**Work item:**
Each line below must be printed exactly as it stands.

**Items from an interface collection:**
----------------

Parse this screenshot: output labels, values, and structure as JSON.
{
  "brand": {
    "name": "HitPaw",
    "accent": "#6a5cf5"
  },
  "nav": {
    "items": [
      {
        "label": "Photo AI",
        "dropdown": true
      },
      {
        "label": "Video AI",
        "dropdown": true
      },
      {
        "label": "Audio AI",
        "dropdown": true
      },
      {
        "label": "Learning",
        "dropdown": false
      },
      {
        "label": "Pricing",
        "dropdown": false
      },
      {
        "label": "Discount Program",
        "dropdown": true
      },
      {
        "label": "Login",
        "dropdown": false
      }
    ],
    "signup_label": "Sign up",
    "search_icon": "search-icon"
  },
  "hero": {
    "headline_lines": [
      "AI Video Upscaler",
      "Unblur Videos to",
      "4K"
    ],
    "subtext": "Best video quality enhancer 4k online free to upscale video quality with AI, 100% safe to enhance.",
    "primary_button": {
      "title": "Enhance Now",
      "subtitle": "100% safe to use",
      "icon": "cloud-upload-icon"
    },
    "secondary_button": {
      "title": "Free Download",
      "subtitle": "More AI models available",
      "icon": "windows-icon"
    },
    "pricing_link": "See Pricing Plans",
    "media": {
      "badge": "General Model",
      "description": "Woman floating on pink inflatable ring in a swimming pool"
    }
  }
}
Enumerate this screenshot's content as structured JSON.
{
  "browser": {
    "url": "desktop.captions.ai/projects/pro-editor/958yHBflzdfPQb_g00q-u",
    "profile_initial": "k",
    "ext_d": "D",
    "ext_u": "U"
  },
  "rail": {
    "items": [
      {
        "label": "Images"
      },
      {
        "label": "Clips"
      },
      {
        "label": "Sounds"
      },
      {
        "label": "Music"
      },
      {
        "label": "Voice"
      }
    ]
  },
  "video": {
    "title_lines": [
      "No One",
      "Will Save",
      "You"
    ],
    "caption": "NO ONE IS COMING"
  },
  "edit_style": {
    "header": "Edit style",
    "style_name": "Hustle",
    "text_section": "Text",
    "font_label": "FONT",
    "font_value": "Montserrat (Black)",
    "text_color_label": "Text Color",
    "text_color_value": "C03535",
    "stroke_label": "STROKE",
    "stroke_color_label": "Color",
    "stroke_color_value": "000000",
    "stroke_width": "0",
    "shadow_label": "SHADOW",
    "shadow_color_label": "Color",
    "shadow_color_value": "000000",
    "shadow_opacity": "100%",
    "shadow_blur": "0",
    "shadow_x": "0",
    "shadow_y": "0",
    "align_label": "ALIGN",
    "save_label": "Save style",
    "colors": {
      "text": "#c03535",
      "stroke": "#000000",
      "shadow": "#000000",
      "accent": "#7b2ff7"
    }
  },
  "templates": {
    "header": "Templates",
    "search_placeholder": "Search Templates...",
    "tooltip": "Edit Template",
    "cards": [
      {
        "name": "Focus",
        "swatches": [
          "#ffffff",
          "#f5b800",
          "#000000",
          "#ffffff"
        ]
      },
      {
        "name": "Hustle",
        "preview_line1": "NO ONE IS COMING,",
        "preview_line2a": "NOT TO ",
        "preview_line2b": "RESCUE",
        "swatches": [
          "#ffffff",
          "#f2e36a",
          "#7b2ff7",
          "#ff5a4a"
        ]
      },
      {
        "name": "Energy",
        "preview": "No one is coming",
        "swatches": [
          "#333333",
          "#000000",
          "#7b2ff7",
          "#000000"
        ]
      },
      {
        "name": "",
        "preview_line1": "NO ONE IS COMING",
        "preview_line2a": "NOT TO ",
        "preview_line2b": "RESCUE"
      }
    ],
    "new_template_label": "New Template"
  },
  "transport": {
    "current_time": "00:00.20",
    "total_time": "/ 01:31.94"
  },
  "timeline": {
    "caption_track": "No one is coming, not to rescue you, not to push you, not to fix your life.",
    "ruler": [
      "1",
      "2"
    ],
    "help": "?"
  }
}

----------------

**Solution to this task:**
Parse this screenshot: output labels, values, and structure as JSON.
{
  "brand": {
    "name": "HitPaw",
    "accent": "#6a5cf5"
  },
  "nav": {
    "items": [
      {
        "label": "Photo AI",
        "dropdown": true
      },
      {
        "label": "Video AI",
        "dropdown": true
      },
      {
        "label": "Audio AI",
        "dropdown": true
      },
      {
        "label": "Learning",
        "dropdown": false
      },
      {
        "label": "Pricing",
        "dropdown": false
      },
      {
        "label": "Discount Program",
        "dropdown": true
      },
      {
        "label": "Login",
        "dropdown": false
      }
    ],
    "signup_label": "Sign up",
    "search_icon": "search-icon"
  },
  "hero": {
    "headline_lines": [
      "AI Video Upscaler",
      "Unblur Videos to",
      "4K"
    ],
    "subtext": "Best video quality enhancer 4k online free to upscale video quality with AI, 100% safe to enhance.",
    "primary_button": {
      "title": "Enhance Now",
      "subtitle": "100% safe to use",
      "icon": "cloud-upload-icon"
    },
    "secondary_button": {
      "title": "Free Download",
      "subtitle": "More AI models available",
      "icon": "windows-icon"
    },
    "pricing_link": "See Pricing Plans",
    "media": {
      "badge": "General Model",
      "description": "Woman floating on pink inflatable ring in a swimming pool"
    }
  }
}
Enumerate this screenshot's content as structured JSON.
{
  "browser": {
    "url": "desktop.captions.ai/projects/pro-editor/958yHBflzdfPQb_g00q-u",
    "profile_initial": "k",
    "ext_d": "D",
    "ext_u": "U"
  },
  "rail": {
    "items": [
      {
        "label": "Images"
      },
      {
        "label": "Clips"
      },
      {
        "label": "Sounds"
      },
      {
        "label": "Music"
      },
      {
        "label": "Voice"
      }
    ]
  },
  "video": {
    "title_lines": [
      "No One",
      "Will Save",
      "You"
    ],
    "caption": "NO ONE IS COMING"
  },
  "edit_style": {
    "header": "Edit style",
    "style_name": "Hustle",
    "text_section": "Text",
    "font_label": "FONT",
    "font_value": "Montserrat (Black)",
    "text_color_label": "Text Color",
    "text_color_value": "C03535",
    "stroke_label": "STROKE",
    "stroke_color_label": "Color",
    "stroke_color_value": "000000",
    "stroke_width": "0",
    "shadow_label": "SHADOW",
    "shadow_color_label": "Color",
    "shadow_color_value": "000000",
    "shadow_opacity": "100%",
    "shadow_blur": "0",
    "shadow_x": "0",
    "shadow_y": "0",
    "align_label": "ALIGN",
    "save_label": "Save style",
    "colors": {
      "text": "#c03535",
      "stroke": "#000000",
      "shadow": "#000000",
      "accent": "#7b2ff7"
    }
  },
  "templates": {
    "header": "Templates",
    "search_placeholder": "Search Templates...",
    "tooltip": "Edit Template",
    "cards": [
      {
        "name": "Focus",
        "swatches": [
          "#ffffff",
          "#f5b800",
          "#000000",
          "#ffffff"
        ]
      },
      {
        "name": "Hustle",
        "preview_line1": "NO ONE IS COMING,",
        "preview_line2a": "NOT TO ",
        "preview_line2b": "RESCUE",
        "swatches": [
          "#ffffff",
          "#f2e36a",
          "#7b2ff7",
          "#ff5a4a"
        ]
      },
      {
        "name": "Energy",
        "preview": "No one is coming",
        "swatches": [
          "#333333",
          "#000000",
          "#7b2ff7",
          "#000000"
        ]
      },
      {
        "name": "",
        "preview_line1": "NO ONE IS COMING",
        "preview_line2a": "NOT TO ",
        "preview_line2b": "RESCUE"
      }
    ],
    "new_template_label": "New Template"
  },
  "transport": {
    "current_time": "00:00.20",
    "total_time": "/ 01:31.94"
  },
  "timeline": {
    "caption_track": "No one is coming, not to rescue you, not to push you, not to fix your life.",
    "ruler": [
      "1",
      "2"
    ],
    "help": "?"
  }
}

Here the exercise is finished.